----- Exercise materials

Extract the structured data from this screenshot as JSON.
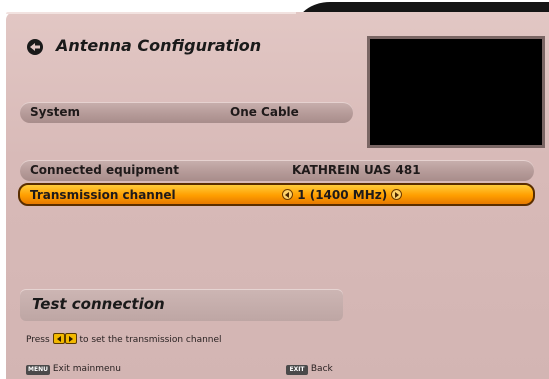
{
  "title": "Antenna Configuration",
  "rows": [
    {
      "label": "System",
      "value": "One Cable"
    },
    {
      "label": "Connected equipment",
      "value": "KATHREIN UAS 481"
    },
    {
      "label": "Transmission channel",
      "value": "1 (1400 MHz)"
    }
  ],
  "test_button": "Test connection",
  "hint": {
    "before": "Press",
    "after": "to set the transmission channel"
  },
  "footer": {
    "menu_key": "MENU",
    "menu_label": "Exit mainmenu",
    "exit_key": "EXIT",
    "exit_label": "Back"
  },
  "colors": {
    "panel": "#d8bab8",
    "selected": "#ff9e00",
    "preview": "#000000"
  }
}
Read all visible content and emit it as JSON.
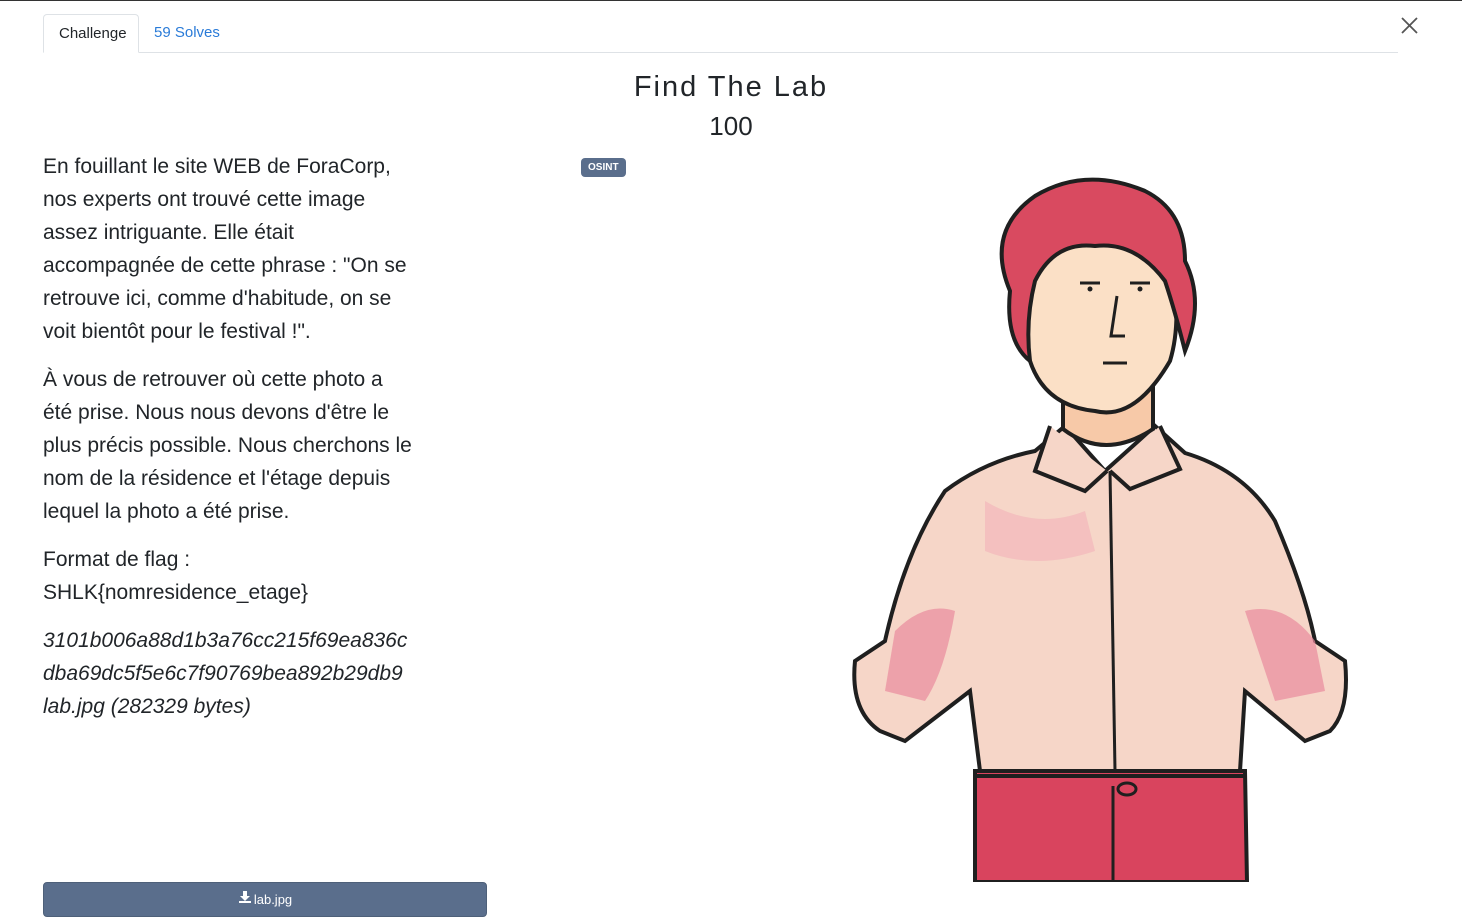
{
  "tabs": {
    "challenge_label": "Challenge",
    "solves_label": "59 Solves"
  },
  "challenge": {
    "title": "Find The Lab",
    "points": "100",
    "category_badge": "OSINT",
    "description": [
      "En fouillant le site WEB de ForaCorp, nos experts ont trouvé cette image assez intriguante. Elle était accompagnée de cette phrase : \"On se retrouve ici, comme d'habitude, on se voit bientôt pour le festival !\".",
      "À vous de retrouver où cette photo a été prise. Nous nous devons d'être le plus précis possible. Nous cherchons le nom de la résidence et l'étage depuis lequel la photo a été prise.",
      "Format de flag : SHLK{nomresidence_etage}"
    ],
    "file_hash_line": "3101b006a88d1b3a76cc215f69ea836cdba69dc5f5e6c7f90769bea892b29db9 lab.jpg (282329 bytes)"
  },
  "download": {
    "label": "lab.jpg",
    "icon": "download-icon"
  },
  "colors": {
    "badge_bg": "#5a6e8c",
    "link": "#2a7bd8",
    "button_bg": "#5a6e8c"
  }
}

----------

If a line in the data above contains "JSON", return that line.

» **Solution to this problem**
Extract the structured data from this screenshot as JSON.
Read all visible content and emit it as JSON.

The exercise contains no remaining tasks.